Task description
Write out the records again exactly. Nothing should be dropped.

Dataset rows describing interfaces
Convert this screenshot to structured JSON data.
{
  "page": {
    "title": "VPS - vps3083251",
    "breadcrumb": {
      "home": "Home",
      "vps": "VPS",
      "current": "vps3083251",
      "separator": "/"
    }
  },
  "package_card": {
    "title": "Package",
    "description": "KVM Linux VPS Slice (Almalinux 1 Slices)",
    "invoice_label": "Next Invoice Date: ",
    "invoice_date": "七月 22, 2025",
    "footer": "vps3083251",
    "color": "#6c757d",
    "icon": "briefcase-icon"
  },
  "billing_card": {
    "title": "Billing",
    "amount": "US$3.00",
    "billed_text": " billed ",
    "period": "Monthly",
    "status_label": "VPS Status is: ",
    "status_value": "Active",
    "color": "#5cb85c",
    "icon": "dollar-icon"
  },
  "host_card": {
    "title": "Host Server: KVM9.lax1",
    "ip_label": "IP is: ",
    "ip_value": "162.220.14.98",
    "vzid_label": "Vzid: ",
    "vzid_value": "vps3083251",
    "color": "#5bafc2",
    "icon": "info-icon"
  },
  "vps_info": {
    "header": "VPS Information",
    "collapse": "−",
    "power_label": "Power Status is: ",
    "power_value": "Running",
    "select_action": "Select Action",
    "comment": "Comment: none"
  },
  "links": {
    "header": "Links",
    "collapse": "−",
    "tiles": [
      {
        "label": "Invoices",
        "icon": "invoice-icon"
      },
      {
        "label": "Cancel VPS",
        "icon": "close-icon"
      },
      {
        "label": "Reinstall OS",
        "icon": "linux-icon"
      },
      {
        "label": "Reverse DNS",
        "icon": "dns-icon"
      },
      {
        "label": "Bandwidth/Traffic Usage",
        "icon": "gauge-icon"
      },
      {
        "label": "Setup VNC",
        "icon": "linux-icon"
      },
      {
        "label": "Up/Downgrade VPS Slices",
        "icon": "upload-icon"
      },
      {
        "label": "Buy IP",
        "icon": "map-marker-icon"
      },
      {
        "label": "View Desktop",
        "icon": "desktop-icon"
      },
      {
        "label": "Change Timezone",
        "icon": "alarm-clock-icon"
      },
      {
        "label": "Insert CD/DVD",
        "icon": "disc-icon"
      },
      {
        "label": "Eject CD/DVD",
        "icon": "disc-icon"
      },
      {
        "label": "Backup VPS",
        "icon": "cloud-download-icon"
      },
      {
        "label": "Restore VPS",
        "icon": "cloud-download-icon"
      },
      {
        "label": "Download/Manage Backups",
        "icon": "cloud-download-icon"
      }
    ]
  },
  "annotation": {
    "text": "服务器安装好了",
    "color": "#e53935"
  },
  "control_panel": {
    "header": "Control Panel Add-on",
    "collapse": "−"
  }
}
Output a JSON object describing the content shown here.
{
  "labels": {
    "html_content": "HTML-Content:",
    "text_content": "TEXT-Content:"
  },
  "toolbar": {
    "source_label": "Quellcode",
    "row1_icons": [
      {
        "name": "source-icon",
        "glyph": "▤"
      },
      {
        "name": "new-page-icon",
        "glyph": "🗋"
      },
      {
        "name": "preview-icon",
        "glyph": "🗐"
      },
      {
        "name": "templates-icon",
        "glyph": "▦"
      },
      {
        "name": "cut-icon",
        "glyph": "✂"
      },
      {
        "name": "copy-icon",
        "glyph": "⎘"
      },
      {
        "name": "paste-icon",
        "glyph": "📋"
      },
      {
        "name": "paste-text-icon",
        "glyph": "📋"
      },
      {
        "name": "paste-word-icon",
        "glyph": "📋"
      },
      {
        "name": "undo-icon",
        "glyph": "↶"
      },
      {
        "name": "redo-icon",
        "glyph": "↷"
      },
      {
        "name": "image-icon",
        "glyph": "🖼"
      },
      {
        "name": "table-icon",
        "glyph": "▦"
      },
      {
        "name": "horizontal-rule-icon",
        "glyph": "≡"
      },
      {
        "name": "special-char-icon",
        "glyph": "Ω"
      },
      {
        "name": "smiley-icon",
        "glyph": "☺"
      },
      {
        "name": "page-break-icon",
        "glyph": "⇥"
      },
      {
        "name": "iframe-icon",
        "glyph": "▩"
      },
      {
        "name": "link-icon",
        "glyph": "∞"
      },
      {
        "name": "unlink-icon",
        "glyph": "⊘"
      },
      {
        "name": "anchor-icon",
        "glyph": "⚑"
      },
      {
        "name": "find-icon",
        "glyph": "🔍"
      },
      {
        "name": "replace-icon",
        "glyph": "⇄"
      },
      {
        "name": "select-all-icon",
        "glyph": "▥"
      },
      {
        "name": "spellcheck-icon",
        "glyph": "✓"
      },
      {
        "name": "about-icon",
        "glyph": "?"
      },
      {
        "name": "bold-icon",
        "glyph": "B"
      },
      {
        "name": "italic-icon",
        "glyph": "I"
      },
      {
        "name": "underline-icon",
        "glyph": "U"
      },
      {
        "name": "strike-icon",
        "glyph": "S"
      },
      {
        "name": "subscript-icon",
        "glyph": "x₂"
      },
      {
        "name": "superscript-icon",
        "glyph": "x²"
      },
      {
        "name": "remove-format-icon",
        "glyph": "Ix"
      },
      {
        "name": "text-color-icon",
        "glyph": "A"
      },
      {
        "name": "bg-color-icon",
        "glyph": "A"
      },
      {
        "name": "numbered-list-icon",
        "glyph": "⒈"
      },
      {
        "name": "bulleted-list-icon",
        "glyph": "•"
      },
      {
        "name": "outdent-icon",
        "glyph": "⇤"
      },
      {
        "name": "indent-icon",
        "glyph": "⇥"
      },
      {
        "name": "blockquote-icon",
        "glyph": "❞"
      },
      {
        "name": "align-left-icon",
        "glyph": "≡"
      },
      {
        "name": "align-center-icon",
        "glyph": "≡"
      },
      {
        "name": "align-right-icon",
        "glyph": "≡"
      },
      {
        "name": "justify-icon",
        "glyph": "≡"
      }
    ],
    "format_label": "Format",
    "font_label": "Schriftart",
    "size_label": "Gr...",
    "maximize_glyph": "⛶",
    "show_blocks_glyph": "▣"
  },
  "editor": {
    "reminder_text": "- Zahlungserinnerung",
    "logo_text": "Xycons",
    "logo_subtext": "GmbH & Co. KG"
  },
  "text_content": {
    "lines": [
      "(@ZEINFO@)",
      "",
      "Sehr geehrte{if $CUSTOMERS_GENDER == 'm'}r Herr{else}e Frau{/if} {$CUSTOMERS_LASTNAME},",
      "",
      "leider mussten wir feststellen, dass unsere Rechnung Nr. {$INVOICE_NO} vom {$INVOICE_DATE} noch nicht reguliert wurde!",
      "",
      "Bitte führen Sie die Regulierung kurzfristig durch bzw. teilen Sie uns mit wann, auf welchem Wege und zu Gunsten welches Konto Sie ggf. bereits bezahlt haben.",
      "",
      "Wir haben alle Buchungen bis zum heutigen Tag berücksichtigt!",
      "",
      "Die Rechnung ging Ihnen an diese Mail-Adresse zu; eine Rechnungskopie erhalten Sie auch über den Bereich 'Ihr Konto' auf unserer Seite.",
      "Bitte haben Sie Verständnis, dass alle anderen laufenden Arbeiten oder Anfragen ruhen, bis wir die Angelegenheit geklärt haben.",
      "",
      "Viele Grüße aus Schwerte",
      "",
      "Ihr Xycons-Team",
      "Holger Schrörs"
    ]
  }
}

Solution to the exercise
Convert this screenshot to structured JSON data.
{
  "page": {
    "title": "VPS - vps3083251",
    "breadcrumb": {
      "home": "Home",
      "vps": "VPS",
      "current": "vps3083251",
      "separator": "/"
    }
  },
  "package_card": {
    "title": "Package",
    "description": "KVM Linux VPS Slice (Almalinux 1 Slices)",
    "invoice_label": "Next Invoice Date: ",
    "invoice_date": "七月 22, 2025",
    "footer": "vps3083251",
    "color": "#6c757d",
    "icon": "briefcase-icon"
  },
  "billing_card": {
    "title": "Billing",
    "amount": "US$3.00",
    "billed_text": " billed ",
    "period": "Monthly",
    "status_label": "VPS Status is: ",
    "status_value": "Active",
    "color": "#5cb85c",
    "icon": "dollar-icon"
  },
  "host_card": {
    "title": "Host Server: KVM9.lax1",
    "ip_label": "IP is: ",
    "ip_value": "162.220.14.98",
    "vzid_label": "Vzid: ",
    "vzid_value": "vps3083251",
    "color": "#5bafc2",
    "icon": "info-icon"
  },
  "vps_info": {
    "header": "VPS Information",
    "collapse": "−",
    "power_label": "Power Status is: ",
    "power_value": "Running",
    "select_action": "Select Action",
    "comment": "Comment: none"
  },
  "links": {
    "header": "Links",
    "collapse": "−",
    "tiles": [
      {
        "label": "Invoices",
        "icon": "invoice-icon"
      },
      {
        "label": "Cancel VPS",
        "icon": "close-icon"
      },
      {
        "label": "Reinstall OS",
        "icon": "linux-icon"
      },
      {
        "label": "Reverse DNS",
        "icon": "dns-icon"
      },
      {
        "label": "Bandwidth/Traffic Usage",
        "icon": "gauge-icon"
      },
      {
        "label": "Setup VNC",
        "icon": "linux-icon"
      },
      {
        "label": "Up/Downgrade VPS Slices",
        "icon": "upload-icon"
      },
      {
        "label": "Buy IP",
        "icon": "map-marker-icon"
      },
      {
        "label": "View Desktop",
        "icon": "desktop-icon"
      },
      {
        "label": "Change Timezone",
        "icon": "alarm-clock-icon"
      },
      {
        "label": "Insert CD/DVD",
        "icon": "disc-icon"
      },
      {
        "label": "Eject CD/DVD",
        "icon": "disc-icon"
      },
      {
        "label": "Backup VPS",
        "icon": "cloud-download-icon"
      },
      {
        "label": "Restore VPS",
        "icon": "cloud-download-icon"
      },
      {
        "label": "Download/Manage Backups",
        "icon": "cloud-download-icon"
      }
    ]
  },
  "annotation": {
    "text": "服务器安装好了",
    "color": "#e53935"
  },
  "control_panel": {
    "header": "Control Panel Add-on",
    "collapse": "−"
  }
}
Output a JSON object describing the content shown here.
{
  "labels": {
    "html_content": "HTML-Content:",
    "text_content": "TEXT-Content:"
  },
  "toolbar": {
    "source_label": "Quellcode",
    "row1_icons": [
      {
        "name": "source-icon",
        "glyph": "▤"
      },
      {
        "name": "new-page-icon",
        "glyph": "🗋"
      },
      {
        "name": "preview-icon",
        "glyph": "🗐"
      },
      {
        "name": "templates-icon",
        "glyph": "▦"
      },
      {
        "name": "cut-icon",
        "glyph": "✂"
      },
      {
        "name": "copy-icon",
        "glyph": "⎘"
      },
      {
        "name": "paste-icon",
        "glyph": "📋"
      },
      {
        "name": "paste-text-icon",
        "glyph": "📋"
      },
      {
        "name": "paste-word-icon",
        "glyph": "📋"
      },
      {
        "name": "undo-icon",
        "glyph": "↶"
      },
      {
        "name": "redo-icon",
        "glyph": "↷"
      },
      {
        "name": "image-icon",
        "glyph": "🖼"
      },
      {
        "name": "table-icon",
        "glyph": "▦"
      },
      {
        "name": "horizontal-rule-icon",
        "glyph": "≡"
      },
      {
        "name": "special-char-icon",
        "glyph": "Ω"
      },
      {
        "name": "smiley-icon",
        "glyph": "☺"
      },
      {
        "name": "page-break-icon",
        "glyph": "⇥"
      },
      {
        "name": "iframe-icon",
        "glyph": "▩"
      },
      {
        "name": "link-icon",
        "glyph": "∞"
      },
      {
        "name": "unlink-icon",
        "glyph": "⊘"
      },
      {
        "name": "anchor-icon",
        "glyph": "⚑"
      },
      {
        "name": "find-icon",
        "glyph": "🔍"
      },
      {
        "name": "replace-icon",
        "glyph": "⇄"
      },
      {
        "name": "select-all-icon",
        "glyph": "▥"
      },
      {
        "name": "spellcheck-icon",
        "glyph": "✓"
      },
      {
        "name": "about-icon",
        "glyph": "?"
      },
      {
        "name": "bold-icon",
        "glyph": "B"
      },
      {
        "name": "italic-icon",
        "glyph": "I"
      },
      {
        "name": "underline-icon",
        "glyph": "U"
      },
      {
        "name": "strike-icon",
        "glyph": "S"
      },
      {
        "name": "subscript-icon",
        "glyph": "x₂"
      },
      {
        "name": "superscript-icon",
        "glyph": "x²"
      },
      {
        "name": "remove-format-icon",
        "glyph": "Ix"
      },
      {
        "name": "text-color-icon",
        "glyph": "A"
      },
      {
        "name": "bg-color-icon",
        "glyph": "A"
      },
      {
        "name": "numbered-list-icon",
        "glyph": "⒈"
      },
      {
        "name": "bulleted-list-icon",
        "glyph": "•"
      },
      {
        "name": "outdent-icon",
        "glyph": "⇤"
      },
      {
        "name": "indent-icon",
        "glyph": "⇥"
      },
      {
        "name": "blockquote-icon",
        "glyph": "❞"
      },
      {
        "name": "align-left-icon",
        "glyph": "≡"
      },
      {
        "name": "align-center-icon",
        "glyph": "≡"
      },
      {
        "name": "align-right-icon",
        "glyph": "≡"
      },
      {
        "name": "justify-icon",
        "glyph": "≡"
      }
    ],
    "format_label": "Format",
    "font_label": "Schriftart",
    "size_label": "Gr...",
    "maximize_glyph": "⛶",
    "show_blocks_glyph": "▣"
  },
  "editor": {
    "reminder_text": "- Zahlungserinnerung",
    "logo_text": "Xycons",
    "logo_subtext": "GmbH & Co. KG"
  },
  "text_content": {
    "lines": [
      "(@ZEINFO@)",
      "",
      "Sehr geehrte{if $CUSTOMERS_GENDER == 'm'}r Herr{else}e Frau{/if} {$CUSTOMERS_LASTNAME},",
      "",
      "leider mussten wir feststellen, dass unsere Rechnung Nr. {$INVOICE_NO} vom {$INVOICE_DATE} noch nicht reguliert wurde!",
      "",
      "Bitte führen Sie die Regulierung kurzfristig durch bzw. teilen Sie uns mit wann, auf welchem Wege und zu Gunsten welches Konto Sie ggf. bereits bezahlt haben.",
      "",
      "Wir haben alle Buchungen bis zum heutigen Tag berücksichtigt!",
      "",
      "Die Rechnung ging Ihnen an diese Mail-Adresse zu; eine Rechnungskopie erhalten Sie auch über den Bereich 'Ihr Konto' auf unserer Seite.",
      "Bitte haben Sie Verständnis, dass alle anderen laufenden Arbeiten oder Anfragen ruhen, bis wir die Angelegenheit geklärt haben.",
      "",
      "Viele Grüße aus Schwerte",
      "",
      "Ihr Xycons-Team",
      "Holger Schrörs"
    ]
  }
}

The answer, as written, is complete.